"The goal is to get on the field and have a productive 2016, and Jason is now signed," he said. "The arbitration process is behind us, and we're where we wanted to be all along. I'm excited about having him on the team and excited about his contribution going forward. We're focused on winning in 2016. This is process can be rough at times, but it's a necessary part of getting a player."

Luhnow was asked about any ramifications that could arise from taking a case to arbitration over $250,000, which wasn't a substantial difference to typically warrant going to a trial.

"Any time you are critically analyzing somebody's career or year, it could lead to misunderstanding or hurt feelings. But Jason is a professional, and he understood," Luhnow said. "My sense is he understands this is what the players and the clubs have agreed to as a resource. It's not perfect, but it's worked fairly well. It's part of how we have to operate."

Meanwhile, designated hitter Evan Gattis is scheduled for an arbitration hearing Feb. 16. Gattis is seeking $3.85 million; the Astros countered with $3 million.

In his first season in Houston, Gattis set career highs in games played (153), runs (66), hits (139), triples (11), HRs (27) and RBIs (88). He became the first player since 1955 to have as many as 11 triples and not steal a base.

Brian McTaggart is a reporter for MLB.com and writes an MLBlog, Tag's Lines. Follow @brianmctaggart on Twitter and listen to his podcast.

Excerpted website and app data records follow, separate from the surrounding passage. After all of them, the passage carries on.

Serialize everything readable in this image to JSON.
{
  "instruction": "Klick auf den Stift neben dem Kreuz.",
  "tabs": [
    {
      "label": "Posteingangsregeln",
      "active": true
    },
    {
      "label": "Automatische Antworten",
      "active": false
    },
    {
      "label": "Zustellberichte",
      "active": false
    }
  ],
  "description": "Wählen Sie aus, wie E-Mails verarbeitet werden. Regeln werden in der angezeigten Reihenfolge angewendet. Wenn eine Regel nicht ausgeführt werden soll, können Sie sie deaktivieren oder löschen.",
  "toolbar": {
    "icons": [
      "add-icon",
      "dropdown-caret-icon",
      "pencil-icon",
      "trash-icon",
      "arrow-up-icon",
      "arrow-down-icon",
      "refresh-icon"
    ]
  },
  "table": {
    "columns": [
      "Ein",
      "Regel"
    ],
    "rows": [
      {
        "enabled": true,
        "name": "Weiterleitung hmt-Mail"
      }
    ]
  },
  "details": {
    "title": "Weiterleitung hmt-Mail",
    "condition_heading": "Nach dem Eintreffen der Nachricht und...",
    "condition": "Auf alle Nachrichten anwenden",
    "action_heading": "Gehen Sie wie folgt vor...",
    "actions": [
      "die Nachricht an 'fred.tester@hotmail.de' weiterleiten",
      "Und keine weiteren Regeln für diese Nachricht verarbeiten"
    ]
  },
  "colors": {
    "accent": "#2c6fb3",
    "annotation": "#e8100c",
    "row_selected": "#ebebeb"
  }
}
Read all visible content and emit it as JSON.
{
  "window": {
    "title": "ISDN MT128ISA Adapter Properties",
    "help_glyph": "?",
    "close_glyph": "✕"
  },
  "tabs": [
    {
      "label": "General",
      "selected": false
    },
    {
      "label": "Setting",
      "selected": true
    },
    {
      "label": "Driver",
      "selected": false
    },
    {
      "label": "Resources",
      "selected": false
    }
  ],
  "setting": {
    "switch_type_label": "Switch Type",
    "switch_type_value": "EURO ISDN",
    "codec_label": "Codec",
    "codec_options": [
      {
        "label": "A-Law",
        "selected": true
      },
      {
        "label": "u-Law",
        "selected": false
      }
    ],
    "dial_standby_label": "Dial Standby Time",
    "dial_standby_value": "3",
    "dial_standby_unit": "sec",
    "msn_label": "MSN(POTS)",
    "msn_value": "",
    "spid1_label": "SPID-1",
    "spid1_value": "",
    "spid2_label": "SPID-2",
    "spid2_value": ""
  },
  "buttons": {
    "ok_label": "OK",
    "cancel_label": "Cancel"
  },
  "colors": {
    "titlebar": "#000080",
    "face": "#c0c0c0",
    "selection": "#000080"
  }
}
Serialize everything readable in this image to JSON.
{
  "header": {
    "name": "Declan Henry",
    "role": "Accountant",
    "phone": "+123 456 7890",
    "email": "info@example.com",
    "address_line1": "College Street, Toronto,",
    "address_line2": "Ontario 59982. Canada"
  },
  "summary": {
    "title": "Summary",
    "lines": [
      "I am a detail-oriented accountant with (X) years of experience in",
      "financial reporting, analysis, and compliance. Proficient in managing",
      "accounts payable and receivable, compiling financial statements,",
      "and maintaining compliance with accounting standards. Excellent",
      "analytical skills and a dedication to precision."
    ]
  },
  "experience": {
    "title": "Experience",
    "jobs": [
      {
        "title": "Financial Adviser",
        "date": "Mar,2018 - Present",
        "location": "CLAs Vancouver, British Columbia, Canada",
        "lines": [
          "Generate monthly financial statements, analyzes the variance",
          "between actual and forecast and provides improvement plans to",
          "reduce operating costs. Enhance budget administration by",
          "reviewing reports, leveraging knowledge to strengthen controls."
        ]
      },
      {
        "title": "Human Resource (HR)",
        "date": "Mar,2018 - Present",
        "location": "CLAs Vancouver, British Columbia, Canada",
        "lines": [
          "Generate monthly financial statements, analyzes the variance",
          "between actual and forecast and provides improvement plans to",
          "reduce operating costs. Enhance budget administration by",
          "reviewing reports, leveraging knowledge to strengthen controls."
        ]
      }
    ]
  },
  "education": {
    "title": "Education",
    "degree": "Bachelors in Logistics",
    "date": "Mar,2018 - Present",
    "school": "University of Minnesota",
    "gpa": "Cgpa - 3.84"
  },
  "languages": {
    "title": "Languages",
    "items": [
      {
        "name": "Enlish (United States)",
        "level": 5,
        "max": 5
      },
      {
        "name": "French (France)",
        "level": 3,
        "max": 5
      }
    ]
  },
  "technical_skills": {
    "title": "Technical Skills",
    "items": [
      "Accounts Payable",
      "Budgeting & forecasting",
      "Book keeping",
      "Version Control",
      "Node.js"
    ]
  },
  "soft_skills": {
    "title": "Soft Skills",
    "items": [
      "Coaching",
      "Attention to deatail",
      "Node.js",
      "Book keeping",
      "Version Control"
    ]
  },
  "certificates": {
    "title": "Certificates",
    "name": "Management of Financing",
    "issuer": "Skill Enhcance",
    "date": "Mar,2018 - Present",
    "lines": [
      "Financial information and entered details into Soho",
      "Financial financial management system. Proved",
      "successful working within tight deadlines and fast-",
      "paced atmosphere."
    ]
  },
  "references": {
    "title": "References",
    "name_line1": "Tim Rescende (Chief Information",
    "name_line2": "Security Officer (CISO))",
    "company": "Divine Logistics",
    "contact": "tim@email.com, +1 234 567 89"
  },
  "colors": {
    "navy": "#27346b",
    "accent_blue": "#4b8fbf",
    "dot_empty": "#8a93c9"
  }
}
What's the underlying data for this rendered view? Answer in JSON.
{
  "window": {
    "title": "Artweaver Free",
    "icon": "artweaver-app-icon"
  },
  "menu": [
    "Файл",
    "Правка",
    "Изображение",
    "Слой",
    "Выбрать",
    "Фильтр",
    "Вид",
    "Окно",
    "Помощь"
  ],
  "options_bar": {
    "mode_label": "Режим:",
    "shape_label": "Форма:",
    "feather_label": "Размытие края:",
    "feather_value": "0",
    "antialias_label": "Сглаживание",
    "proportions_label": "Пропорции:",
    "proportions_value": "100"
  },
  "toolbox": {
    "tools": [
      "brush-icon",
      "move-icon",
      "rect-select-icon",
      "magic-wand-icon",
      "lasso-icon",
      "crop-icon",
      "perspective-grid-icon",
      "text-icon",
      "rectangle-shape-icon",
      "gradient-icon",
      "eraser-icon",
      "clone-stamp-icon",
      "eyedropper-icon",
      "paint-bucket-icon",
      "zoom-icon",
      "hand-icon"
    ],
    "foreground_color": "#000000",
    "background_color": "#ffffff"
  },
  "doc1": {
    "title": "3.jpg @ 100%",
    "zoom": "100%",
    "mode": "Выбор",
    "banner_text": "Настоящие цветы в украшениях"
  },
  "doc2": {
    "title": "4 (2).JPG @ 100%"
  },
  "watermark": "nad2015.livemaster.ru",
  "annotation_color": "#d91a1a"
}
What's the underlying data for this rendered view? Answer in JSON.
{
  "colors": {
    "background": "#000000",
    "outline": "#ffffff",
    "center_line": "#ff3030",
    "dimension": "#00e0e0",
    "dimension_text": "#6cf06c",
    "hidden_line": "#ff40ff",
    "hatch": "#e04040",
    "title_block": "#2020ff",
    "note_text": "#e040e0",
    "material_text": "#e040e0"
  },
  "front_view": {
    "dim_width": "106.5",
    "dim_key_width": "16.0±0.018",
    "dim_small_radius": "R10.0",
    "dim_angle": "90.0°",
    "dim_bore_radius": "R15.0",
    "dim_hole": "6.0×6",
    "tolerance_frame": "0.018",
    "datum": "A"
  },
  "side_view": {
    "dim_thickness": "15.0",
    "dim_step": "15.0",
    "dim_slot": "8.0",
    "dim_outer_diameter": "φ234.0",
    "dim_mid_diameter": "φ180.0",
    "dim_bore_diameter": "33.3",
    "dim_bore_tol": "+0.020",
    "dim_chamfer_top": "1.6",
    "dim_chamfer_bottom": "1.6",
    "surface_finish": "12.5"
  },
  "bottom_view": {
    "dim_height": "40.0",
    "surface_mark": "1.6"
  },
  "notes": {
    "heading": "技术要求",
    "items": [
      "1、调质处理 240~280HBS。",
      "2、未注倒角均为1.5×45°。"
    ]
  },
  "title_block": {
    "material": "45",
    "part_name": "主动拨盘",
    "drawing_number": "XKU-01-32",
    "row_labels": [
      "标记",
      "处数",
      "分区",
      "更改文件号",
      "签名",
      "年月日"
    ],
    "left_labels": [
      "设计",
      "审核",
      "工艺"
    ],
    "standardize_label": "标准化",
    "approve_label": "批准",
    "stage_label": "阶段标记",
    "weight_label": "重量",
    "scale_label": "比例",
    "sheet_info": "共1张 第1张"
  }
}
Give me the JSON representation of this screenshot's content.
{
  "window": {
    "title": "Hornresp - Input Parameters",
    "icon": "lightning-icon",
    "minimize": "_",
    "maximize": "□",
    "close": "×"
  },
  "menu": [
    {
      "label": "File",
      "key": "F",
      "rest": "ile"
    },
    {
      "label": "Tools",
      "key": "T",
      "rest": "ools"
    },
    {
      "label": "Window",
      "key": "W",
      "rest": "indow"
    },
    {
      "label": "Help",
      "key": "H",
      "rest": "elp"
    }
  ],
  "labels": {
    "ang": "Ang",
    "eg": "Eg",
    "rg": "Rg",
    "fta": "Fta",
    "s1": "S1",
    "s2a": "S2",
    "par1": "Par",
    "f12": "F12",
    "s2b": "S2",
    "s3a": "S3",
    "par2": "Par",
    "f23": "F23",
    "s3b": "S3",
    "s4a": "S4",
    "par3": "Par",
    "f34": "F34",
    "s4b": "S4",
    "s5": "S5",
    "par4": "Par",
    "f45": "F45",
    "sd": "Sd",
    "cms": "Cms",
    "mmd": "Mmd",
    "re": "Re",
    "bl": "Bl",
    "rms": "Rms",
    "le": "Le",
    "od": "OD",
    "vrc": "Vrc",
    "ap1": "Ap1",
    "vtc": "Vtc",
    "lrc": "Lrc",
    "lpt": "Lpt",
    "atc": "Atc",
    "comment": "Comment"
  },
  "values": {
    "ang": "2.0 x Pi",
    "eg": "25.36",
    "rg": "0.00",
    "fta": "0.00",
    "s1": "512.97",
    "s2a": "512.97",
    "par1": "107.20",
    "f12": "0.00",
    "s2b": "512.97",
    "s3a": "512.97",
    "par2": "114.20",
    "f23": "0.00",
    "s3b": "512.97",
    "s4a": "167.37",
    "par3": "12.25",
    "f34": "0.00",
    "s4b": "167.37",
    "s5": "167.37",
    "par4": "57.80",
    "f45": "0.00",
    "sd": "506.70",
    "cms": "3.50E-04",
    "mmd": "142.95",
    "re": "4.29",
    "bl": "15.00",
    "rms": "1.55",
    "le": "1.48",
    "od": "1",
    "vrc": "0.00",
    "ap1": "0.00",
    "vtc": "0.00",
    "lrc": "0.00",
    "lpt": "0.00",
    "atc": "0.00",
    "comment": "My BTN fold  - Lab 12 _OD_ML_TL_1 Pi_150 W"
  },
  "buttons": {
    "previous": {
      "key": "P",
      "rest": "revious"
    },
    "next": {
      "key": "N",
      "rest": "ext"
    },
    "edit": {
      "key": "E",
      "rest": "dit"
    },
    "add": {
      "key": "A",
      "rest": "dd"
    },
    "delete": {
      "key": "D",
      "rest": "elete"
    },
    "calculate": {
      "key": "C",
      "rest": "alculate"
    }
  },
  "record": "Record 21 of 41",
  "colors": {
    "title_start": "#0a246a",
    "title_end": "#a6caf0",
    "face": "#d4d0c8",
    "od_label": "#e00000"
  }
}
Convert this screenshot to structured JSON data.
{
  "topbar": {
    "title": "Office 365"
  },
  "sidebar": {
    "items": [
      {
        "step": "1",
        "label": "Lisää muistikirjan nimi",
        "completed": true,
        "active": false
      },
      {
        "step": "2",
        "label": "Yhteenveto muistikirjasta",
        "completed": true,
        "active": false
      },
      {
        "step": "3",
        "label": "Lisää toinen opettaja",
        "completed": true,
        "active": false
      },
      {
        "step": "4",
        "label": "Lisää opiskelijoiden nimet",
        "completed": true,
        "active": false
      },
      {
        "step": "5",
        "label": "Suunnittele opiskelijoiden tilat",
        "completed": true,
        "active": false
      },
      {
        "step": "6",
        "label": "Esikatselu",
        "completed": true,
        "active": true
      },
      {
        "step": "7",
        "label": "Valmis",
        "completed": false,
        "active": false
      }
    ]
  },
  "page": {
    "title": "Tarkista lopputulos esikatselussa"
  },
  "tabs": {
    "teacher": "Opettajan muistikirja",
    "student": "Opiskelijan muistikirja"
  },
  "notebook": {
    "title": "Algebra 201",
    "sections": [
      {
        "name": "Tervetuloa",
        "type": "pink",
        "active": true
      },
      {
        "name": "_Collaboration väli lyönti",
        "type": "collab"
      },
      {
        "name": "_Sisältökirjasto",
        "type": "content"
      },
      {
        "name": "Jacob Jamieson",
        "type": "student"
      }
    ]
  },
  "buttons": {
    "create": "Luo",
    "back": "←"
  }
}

This story was not subject to the approval of Major League Baseball or its clubs.

Houston Astros, Jason Castro